On Saturday, members of the Socialist Equality Party (SEP) were barred from a fundraising event for the victims of the Grenfell Tower fire, which was being held in a public area, Emslie Horniman Pleasance Park, near the burnt-out tower. They were intimidated and threatened with arrest by security guards and local council representatives.
On entering the event, SEP campaigners asked the event organisers if they could distribute leaflets in the park, featuring an article from the World Socialist Web Site detailing opposition from local residents and survivors to the failure of the Metropolitan Police to arrest those responsible after a four-week investigation. After reading the article, “Anger grows over failure to prosecute those responsible for Grenfell Tower inferno”, the organisers asked the four campaigners to move outside the park’s perimeter, which the campaigners did.

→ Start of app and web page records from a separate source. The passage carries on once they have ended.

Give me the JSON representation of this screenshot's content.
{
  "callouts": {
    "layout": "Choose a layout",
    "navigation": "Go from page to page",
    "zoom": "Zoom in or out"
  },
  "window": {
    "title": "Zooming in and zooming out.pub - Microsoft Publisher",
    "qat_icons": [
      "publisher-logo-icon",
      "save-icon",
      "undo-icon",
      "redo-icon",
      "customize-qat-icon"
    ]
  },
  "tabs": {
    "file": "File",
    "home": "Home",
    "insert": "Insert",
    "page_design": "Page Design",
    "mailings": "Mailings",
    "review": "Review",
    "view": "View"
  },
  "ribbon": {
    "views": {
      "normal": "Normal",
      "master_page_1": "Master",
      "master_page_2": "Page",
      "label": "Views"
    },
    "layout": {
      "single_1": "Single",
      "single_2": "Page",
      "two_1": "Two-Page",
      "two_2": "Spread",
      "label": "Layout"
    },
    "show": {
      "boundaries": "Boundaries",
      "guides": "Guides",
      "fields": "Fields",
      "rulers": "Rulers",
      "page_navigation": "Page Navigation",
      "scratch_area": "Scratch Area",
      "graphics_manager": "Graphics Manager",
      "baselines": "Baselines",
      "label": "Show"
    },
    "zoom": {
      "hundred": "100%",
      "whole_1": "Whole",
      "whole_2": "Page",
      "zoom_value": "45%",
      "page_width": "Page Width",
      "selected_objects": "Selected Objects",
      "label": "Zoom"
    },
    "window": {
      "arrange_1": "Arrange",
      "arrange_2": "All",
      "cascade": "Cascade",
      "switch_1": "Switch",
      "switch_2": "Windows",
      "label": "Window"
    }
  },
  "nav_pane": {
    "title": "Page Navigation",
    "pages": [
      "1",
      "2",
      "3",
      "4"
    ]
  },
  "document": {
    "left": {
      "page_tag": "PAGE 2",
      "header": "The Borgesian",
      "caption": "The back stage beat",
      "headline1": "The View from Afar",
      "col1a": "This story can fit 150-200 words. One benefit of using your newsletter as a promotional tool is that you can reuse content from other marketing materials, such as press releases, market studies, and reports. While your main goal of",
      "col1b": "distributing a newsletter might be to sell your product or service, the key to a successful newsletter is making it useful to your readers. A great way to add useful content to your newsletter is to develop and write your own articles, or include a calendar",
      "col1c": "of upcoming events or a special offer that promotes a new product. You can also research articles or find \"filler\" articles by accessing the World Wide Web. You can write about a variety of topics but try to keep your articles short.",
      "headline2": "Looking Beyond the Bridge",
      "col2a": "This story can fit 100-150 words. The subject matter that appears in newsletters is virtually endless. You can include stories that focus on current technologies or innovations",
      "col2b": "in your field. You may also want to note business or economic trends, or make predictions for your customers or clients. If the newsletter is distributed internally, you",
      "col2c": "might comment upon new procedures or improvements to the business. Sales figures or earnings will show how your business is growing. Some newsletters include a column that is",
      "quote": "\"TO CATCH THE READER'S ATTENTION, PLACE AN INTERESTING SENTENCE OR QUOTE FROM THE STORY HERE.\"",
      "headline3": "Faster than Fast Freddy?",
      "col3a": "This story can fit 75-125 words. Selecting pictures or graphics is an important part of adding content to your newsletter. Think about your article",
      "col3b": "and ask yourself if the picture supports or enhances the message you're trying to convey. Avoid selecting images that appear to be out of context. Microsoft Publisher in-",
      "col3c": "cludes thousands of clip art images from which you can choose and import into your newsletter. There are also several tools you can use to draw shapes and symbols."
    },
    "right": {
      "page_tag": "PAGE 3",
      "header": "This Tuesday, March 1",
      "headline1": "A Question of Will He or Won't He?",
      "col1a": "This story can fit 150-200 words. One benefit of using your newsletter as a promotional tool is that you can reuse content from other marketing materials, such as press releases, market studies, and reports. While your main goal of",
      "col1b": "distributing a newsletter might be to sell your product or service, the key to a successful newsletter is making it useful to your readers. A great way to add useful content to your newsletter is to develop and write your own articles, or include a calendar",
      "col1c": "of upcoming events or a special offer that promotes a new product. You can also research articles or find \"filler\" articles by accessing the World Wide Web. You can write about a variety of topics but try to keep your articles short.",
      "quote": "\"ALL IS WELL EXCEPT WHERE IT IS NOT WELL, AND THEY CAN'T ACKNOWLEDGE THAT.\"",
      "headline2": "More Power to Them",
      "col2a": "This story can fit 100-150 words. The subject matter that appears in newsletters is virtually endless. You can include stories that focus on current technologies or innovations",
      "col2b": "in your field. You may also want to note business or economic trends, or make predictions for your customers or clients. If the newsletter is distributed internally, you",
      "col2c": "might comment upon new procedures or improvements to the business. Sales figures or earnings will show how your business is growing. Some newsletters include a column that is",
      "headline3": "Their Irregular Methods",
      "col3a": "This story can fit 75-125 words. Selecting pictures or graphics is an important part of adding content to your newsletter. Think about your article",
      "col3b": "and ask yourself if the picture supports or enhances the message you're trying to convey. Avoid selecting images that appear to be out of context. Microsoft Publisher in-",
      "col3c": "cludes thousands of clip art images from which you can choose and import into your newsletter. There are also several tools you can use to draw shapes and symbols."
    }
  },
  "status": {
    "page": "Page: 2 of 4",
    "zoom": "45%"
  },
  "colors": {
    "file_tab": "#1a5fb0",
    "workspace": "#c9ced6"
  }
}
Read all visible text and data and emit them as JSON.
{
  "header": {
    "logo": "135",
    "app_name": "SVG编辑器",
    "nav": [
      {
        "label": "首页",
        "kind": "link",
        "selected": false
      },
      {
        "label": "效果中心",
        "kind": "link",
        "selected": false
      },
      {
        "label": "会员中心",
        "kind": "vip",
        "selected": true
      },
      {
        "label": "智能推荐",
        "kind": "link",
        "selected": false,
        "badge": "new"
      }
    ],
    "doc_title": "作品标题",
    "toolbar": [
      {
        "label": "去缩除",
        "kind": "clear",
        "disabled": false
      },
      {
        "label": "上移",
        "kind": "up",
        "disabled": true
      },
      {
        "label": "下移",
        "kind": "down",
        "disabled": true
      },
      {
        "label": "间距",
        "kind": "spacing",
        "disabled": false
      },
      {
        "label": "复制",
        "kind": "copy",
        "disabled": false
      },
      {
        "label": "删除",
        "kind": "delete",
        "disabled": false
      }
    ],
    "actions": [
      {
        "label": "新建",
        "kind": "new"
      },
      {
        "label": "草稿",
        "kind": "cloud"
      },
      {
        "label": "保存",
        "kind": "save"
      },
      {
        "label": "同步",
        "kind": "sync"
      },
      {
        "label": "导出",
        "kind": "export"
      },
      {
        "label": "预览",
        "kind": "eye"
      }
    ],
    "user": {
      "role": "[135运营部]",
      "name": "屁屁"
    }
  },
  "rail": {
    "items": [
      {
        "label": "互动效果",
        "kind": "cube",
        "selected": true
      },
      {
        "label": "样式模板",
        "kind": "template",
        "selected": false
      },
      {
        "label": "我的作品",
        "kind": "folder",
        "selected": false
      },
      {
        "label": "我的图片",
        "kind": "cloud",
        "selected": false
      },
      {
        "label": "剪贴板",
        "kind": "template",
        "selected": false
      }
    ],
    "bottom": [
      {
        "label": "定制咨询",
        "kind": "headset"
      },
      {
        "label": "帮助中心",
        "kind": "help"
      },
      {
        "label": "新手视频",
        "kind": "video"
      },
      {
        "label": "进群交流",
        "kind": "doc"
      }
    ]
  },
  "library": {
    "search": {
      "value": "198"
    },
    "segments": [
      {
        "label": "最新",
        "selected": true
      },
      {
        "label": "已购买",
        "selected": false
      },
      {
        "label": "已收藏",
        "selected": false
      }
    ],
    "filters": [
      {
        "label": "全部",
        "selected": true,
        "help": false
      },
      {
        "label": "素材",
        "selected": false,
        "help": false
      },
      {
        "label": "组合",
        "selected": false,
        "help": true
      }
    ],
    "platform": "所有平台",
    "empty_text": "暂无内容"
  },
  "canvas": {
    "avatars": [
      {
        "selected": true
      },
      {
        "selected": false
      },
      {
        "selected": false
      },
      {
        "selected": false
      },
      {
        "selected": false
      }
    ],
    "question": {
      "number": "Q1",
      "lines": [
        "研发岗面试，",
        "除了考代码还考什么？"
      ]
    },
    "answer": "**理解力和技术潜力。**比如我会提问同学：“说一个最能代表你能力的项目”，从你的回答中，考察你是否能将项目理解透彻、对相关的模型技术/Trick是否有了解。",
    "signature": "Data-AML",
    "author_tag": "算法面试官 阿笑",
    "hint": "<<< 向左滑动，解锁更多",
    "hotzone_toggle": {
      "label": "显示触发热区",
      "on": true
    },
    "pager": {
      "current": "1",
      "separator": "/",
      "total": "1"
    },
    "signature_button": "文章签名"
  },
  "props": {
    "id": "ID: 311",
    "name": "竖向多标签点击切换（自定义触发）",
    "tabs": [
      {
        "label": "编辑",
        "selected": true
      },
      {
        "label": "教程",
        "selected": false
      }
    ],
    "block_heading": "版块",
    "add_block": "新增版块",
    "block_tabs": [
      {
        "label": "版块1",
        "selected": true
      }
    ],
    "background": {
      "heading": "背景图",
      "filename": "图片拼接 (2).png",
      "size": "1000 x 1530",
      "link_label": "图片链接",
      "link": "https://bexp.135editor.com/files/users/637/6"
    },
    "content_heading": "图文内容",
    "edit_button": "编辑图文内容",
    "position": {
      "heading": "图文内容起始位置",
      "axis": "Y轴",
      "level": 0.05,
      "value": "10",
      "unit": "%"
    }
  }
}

About 30 minutes later, the SEP members were confronted by two security guards who demanded they move off the public pavement outside the park and stop distributing articles or speaking to members of the public attending the event.
When the SEP members demanded to know on what authority the security guards were seeking to remove them from a public space, several event organisers, security guards and representatives from the local council threateningly surrounded the campaign team. A female council representative declared that it was “inappropriate” to be circulating the leaflet and threatened to call the police, claiming that the reporters were “harassing the event organisers.”
Using increasingly provocative and intimidating language, security guards and another event organiser—who called herself Helen and identified herself as a Labour Party delegate and prospective candidate in next year’s local council elections—escorted the campaign team away from the park entrance, again threatened to call the police and alleged that SEP members were causing a “public disorder.”
Questioned again as to the basis for the harassment of the SEP members, one of the organisers said they had a Temporary Event Notice from the council for the event. When asked for some form of reference for this notice, the organiser refused to provide it, despite the fact that it is a legal requirement to display a copy of the Temporary Event Notice, as explained on the gov.uk web site.
In effect, the SEP members were being told that the license from the council, which conveys only personal rights rather than any rights attaching to the land itself such as easements (legal rights of way), had supposedly given the organisers the right to marshal the surrounding public areas of the park, including the public footpath.
The SEP campaigners were then told by one of the security volunteers that they had on three occasions breached Section 5 of the Public Order Act 1986 by asking such questions and by handing out leaflets and speaking to people. A breach is defined as the use of threatening words or behaviour, disorderly behaviour or the display of any representation that is threatening or abusive.
All the questions posed by the SEP members were carried out in a calm and responsible manner. At no time did anyone attending the event complain about the SEP’s presence, and all discussion was of a friendly and respectful character. The SEP has sent a written objection to the local council, the Royal Borough of Kensington and Chelsea.